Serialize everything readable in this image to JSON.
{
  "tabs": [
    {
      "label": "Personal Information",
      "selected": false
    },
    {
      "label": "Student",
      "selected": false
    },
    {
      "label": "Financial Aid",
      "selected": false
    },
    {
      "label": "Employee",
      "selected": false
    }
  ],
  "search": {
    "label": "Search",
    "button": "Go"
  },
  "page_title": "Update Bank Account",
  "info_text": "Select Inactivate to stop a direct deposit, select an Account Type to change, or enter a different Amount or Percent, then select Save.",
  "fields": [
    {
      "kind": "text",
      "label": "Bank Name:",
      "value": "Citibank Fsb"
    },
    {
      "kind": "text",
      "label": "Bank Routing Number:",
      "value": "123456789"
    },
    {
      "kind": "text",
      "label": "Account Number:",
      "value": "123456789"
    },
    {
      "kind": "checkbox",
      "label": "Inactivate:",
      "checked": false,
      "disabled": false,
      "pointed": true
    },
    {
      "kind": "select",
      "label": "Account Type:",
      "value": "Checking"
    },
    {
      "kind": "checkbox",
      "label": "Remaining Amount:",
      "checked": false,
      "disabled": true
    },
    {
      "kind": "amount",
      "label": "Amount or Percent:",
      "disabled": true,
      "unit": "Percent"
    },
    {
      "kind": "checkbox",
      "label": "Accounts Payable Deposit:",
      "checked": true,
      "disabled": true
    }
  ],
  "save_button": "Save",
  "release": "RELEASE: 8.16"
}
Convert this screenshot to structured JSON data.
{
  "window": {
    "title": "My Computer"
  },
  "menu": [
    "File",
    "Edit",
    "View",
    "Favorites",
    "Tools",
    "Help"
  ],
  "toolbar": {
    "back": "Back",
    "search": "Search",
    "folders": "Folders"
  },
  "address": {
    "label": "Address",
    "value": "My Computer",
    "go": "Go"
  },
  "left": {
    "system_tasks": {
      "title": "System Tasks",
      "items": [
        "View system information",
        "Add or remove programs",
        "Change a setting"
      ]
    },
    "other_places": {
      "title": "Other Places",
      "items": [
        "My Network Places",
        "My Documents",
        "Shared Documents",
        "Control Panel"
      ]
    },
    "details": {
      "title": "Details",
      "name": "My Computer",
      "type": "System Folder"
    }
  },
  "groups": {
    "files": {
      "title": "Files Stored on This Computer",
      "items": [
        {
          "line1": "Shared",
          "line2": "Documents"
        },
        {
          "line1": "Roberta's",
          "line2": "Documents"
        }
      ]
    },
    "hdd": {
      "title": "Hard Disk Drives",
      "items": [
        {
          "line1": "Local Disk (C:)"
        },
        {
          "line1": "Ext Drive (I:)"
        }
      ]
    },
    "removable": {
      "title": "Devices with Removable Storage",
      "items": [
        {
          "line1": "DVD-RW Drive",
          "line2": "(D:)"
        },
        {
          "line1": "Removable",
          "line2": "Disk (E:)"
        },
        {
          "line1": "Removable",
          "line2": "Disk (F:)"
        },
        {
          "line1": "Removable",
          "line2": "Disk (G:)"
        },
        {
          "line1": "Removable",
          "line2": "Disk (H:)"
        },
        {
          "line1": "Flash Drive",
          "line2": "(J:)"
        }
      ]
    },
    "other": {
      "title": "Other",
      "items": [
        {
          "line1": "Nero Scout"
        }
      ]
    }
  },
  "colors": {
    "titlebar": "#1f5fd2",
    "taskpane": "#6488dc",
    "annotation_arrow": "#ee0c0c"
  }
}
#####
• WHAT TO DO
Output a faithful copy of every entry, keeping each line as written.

• RESULT FOR THIS EXERCISE
Serialize everything readable in this image to JSON.
{
  "tabs": [
    {
      "label": "Personal Information",
      "selected": false
    },
    {
      "label": "Student",
      "selected": false
    },
    {
      "label": "Financial Aid",
      "selected": false
    },
    {
      "label": "Employee",
      "selected": false
    }
  ],
  "search": {
    "label": "Search",
    "button": "Go"
  },
  "page_title": "Update Bank Account",
  "info_text": "Select Inactivate to stop a direct deposit, select an Account Type to change, or enter a different Amount or Percent, then select Save.",
  "fields": [
    {
      "kind": "text",
      "label": "Bank Name:",
      "value": "Citibank Fsb"
    },
    {
      "kind": "text",
      "label": "Bank Routing Number:",
      "value": "123456789"
    },
    {
      "kind": "text",
      "label": "Account Number:",
      "value": "123456789"
    },
    {
      "kind": "checkbox",
      "label": "Inactivate:",
      "checked": false,
      "disabled": false,
      "pointed": true
    },
    {
      "kind": "select",
      "label": "Account Type:",
      "value": "Checking"
    },
    {
      "kind": "checkbox",
      "label": "Remaining Amount:",
      "checked": false,
      "disabled": true
    },
    {
      "kind": "amount",
      "label": "Amount or Percent:",
      "disabled": true,
      "unit": "Percent"
    },
    {
      "kind": "checkbox",
      "label": "Accounts Payable Deposit:",
      "checked": true,
      "disabled": true
    }
  ],
  "save_button": "Save",
  "release": "RELEASE: 8.16"
}
Convert this screenshot to structured JSON data.
{
  "window": {
    "title": "My Computer"
  },
  "menu": [
    "File",
    "Edit",
    "View",
    "Favorites",
    "Tools",
    "Help"
  ],
  "toolbar": {
    "back": "Back",
    "search": "Search",
    "folders": "Folders"
  },
  "address": {
    "label": "Address",
    "value": "My Computer",
    "go": "Go"
  },
  "left": {
    "system_tasks": {
      "title": "System Tasks",
      "items": [
        "View system information",
        "Add or remove programs",
        "Change a setting"
      ]
    },
    "other_places": {
      "title": "Other Places",
      "items": [
        "My Network Places",
        "My Documents",
        "Shared Documents",
        "Control Panel"
      ]
    },
    "details": {
      "title": "Details",
      "name": "My Computer",
      "type": "System Folder"
    }
  },
  "groups": {
    "files": {
      "title": "Files Stored on This Computer",
      "items": [
        {
          "line1": "Shared",
          "line2": "Documents"
        },
        {
          "line1": "Roberta's",
          "line2": "Documents"
        }
      ]
    },
    "hdd": {
      "title": "Hard Disk Drives",
      "items": [
        {
          "line1": "Local Disk (C:)"
        },
        {
          "line1": "Ext Drive (I:)"
        }
      ]
    },
    "removable": {
      "title": "Devices with Removable Storage",
      "items": [
        {
          "line1": "DVD-RW Drive",
          "line2": "(D:)"
        },
        {
          "line1": "Removable",
          "line2": "Disk (E:)"
        },
        {
          "line1": "Removable",
          "line2": "Disk (F:)"
        },
        {
          "line1": "Removable",
          "line2": "Disk (G:)"
        },
        {
          "line1": "Removable",
          "line2": "Disk (H:)"
        },
        {
          "line1": "Flash Drive",
          "line2": "(J:)"
        }
      ]
    },
    "other": {
      "title": "Other",
      "items": [
        {
          "line1": "Nero Scout"
        }
      ]
    }
  },
  "colors": {
    "titlebar": "#1f5fd2",
    "taskpane": "#6488dc",
    "annotation_arrow": "#ee0c0c"
  }
}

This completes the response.